> **EXERCISE DESCRIPTION**:
Each line below should be restated exactly, with nothing dropped.

[Dataset rows for apps and sites]
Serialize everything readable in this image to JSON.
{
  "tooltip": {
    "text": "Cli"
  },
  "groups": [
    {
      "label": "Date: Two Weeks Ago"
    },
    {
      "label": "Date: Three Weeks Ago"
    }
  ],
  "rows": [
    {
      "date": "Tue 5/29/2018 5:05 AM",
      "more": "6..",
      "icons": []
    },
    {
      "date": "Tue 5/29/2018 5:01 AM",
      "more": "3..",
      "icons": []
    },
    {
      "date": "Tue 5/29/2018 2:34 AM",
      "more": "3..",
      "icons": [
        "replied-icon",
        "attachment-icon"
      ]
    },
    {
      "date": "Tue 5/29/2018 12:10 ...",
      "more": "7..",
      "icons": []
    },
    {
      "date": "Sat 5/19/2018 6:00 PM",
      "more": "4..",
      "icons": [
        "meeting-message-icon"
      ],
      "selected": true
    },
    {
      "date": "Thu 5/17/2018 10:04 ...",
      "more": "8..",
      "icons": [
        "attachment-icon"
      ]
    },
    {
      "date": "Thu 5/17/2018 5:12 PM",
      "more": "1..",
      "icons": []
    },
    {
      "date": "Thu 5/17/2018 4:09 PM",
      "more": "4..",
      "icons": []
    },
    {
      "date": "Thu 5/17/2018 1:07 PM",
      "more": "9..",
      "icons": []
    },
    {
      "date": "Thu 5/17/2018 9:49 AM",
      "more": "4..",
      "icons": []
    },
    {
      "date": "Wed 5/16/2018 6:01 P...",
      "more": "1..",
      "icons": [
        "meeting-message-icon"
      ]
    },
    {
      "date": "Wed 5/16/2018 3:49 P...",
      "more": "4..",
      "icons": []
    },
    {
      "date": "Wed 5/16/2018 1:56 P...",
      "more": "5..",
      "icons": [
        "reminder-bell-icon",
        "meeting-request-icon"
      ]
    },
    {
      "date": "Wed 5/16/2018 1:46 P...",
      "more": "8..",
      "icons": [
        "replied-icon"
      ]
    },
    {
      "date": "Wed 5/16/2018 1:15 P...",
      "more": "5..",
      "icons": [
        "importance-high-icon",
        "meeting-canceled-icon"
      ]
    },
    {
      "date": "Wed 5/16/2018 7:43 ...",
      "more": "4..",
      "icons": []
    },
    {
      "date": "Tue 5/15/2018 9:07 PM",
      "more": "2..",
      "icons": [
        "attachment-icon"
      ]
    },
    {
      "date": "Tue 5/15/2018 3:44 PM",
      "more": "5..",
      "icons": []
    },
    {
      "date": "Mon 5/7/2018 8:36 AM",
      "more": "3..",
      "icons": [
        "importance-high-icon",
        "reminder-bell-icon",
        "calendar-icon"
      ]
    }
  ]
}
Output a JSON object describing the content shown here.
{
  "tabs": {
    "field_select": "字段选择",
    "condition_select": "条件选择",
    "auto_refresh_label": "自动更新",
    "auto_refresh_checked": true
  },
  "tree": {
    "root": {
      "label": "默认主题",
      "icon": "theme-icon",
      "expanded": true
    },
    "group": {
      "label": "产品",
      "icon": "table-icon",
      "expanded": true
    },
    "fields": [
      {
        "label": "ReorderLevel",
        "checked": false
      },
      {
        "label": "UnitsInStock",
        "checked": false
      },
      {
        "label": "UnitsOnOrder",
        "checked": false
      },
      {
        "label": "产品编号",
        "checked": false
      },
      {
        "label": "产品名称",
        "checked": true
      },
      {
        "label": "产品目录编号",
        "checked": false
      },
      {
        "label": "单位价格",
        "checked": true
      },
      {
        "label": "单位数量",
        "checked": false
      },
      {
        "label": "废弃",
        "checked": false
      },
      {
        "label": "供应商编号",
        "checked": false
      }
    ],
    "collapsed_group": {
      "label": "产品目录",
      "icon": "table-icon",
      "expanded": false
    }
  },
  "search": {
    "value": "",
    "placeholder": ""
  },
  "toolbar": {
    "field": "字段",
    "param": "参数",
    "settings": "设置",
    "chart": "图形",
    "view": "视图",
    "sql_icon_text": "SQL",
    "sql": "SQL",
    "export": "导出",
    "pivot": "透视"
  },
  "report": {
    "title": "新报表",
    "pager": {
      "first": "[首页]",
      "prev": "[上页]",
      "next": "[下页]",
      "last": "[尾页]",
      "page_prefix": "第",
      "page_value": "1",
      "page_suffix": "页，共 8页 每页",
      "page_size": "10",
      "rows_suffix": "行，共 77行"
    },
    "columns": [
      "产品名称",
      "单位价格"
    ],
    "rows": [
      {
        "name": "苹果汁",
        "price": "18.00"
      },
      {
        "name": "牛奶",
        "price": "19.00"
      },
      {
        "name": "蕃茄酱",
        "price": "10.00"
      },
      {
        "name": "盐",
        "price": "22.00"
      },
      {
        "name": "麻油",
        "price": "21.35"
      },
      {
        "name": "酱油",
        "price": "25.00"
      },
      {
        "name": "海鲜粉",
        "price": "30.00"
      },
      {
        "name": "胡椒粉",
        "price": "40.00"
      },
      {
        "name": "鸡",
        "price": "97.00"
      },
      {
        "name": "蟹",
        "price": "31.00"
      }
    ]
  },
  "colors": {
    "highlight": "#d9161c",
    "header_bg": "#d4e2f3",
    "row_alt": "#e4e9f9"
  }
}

> **WRITTEN REPLY**:
Serialize everything readable in this image to JSON.
{
  "tooltip": {
    "text": "Cli"
  },
  "groups": [
    {
      "label": "Date: Two Weeks Ago"
    },
    {
      "label": "Date: Three Weeks Ago"
    }
  ],
  "rows": [
    {
      "date": "Tue 5/29/2018 5:05 AM",
      "more": "6..",
      "icons": []
    },
    {
      "date": "Tue 5/29/2018 5:01 AM",
      "more": "3..",
      "icons": []
    },
    {
      "date": "Tue 5/29/2018 2:34 AM",
      "more": "3..",
      "icons": [
        "replied-icon",
        "attachment-icon"
      ]
    },
    {
      "date": "Tue 5/29/2018 12:10 ...",
      "more": "7..",
      "icons": []
    },
    {
      "date": "Sat 5/19/2018 6:00 PM",
      "more": "4..",
      "icons": [
        "meeting-message-icon"
      ],
      "selected": true
    },
    {
      "date": "Thu 5/17/2018 10:04 ...",
      "more": "8..",
      "icons": [
        "attachment-icon"
      ]
    },
    {
      "date": "Thu 5/17/2018 5:12 PM",
      "more": "1..",
      "icons": []
    },
    {
      "date": "Thu 5/17/2018 4:09 PM",
      "more": "4..",
      "icons": []
    },
    {
      "date": "Thu 5/17/2018 1:07 PM",
      "more": "9..",
      "icons": []
    },
    {
      "date": "Thu 5/17/2018 9:49 AM",
      "more": "4..",
      "icons": []
    },
    {
      "date": "Wed 5/16/2018 6:01 P...",
      "more": "1..",
      "icons": [
        "meeting-message-icon"
      ]
    },
    {
      "date": "Wed 5/16/2018 3:49 P...",
      "more": "4..",
      "icons": []
    },
    {
      "date": "Wed 5/16/2018 1:56 P...",
      "more": "5..",
      "icons": [
        "reminder-bell-icon",
        "meeting-request-icon"
      ]
    },
    {
      "date": "Wed 5/16/2018 1:46 P...",
      "more": "8..",
      "icons": [
        "replied-icon"
      ]
    },
    {
      "date": "Wed 5/16/2018 1:15 P...",
      "more": "5..",
      "icons": [
        "importance-high-icon",
        "meeting-canceled-icon"
      ]
    },
    {
      "date": "Wed 5/16/2018 7:43 ...",
      "more": "4..",
      "icons": []
    },
    {
      "date": "Tue 5/15/2018 9:07 PM",
      "more": "2..",
      "icons": [
        "attachment-icon"
      ]
    },
    {
      "date": "Tue 5/15/2018 3:44 PM",
      "more": "5..",
      "icons": []
    },
    {
      "date": "Mon 5/7/2018 8:36 AM",
      "more": "3..",
      "icons": [
        "importance-high-icon",
        "reminder-bell-icon",
        "calendar-icon"
      ]
    }
  ]
}
Output a JSON object describing the content shown here.
{
  "tabs": {
    "field_select": "字段选择",
    "condition_select": "条件选择",
    "auto_refresh_label": "自动更新",
    "auto_refresh_checked": true
  },
  "tree": {
    "root": {
      "label": "默认主题",
      "icon": "theme-icon",
      "expanded": true
    },
    "group": {
      "label": "产品",
      "icon": "table-icon",
      "expanded": true
    },
    "fields": [
      {
        "label": "ReorderLevel",
        "checked": false
      },
      {
        "label": "UnitsInStock",
        "checked": false
      },
      {
        "label": "UnitsOnOrder",
        "checked": false
      },
      {
        "label": "产品编号",
        "checked": false
      },
      {
        "label": "产品名称",
        "checked": true
      },
      {
        "label": "产品目录编号",
        "checked": false
      },
      {
        "label": "单位价格",
        "checked": true
      },
      {
        "label": "单位数量",
        "checked": false
      },
      {
        "label": "废弃",
        "checked": false
      },
      {
        "label": "供应商编号",
        "checked": false
      }
    ],
    "collapsed_group": {
      "label": "产品目录",
      "icon": "table-icon",
      "expanded": false
    }
  },
  "search": {
    "value": "",
    "placeholder": ""
  },
  "toolbar": {
    "field": "字段",
    "param": "参数",
    "settings": "设置",
    "chart": "图形",
    "view": "视图",
    "sql_icon_text": "SQL",
    "sql": "SQL",
    "export": "导出",
    "pivot": "透视"
  },
  "report": {
    "title": "新报表",
    "pager": {
      "first": "[首页]",
      "prev": "[上页]",
      "next": "[下页]",
      "last": "[尾页]",
      "page_prefix": "第",
      "page_value": "1",
      "page_suffix": "页，共 8页 每页",
      "page_size": "10",
      "rows_suffix": "行，共 77行"
    },
    "columns": [
      "产品名称",
      "单位价格"
    ],
    "rows": [
      {
        "name": "苹果汁",
        "price": "18.00"
      },
      {
        "name": "牛奶",
        "price": "19.00"
      },
      {
        "name": "蕃茄酱",
        "price": "10.00"
      },
      {
        "name": "盐",
        "price": "22.00"
      },
      {
        "name": "麻油",
        "price": "21.35"
      },
      {
        "name": "酱油",
        "price": "25.00"
      },
      {
        "name": "海鲜粉",
        "price": "30.00"
      },
      {
        "name": "胡椒粉",
        "price": "40.00"
      },
      {
        "name": "鸡",
        "price": "97.00"
      },
      {
        "name": "蟹",
        "price": "31.00"
      }
    ]
  },
  "colors": {
    "highlight": "#d9161c",
    "header_bg": "#d4e2f3",
    "row_alt": "#e4e9f9"
  }
}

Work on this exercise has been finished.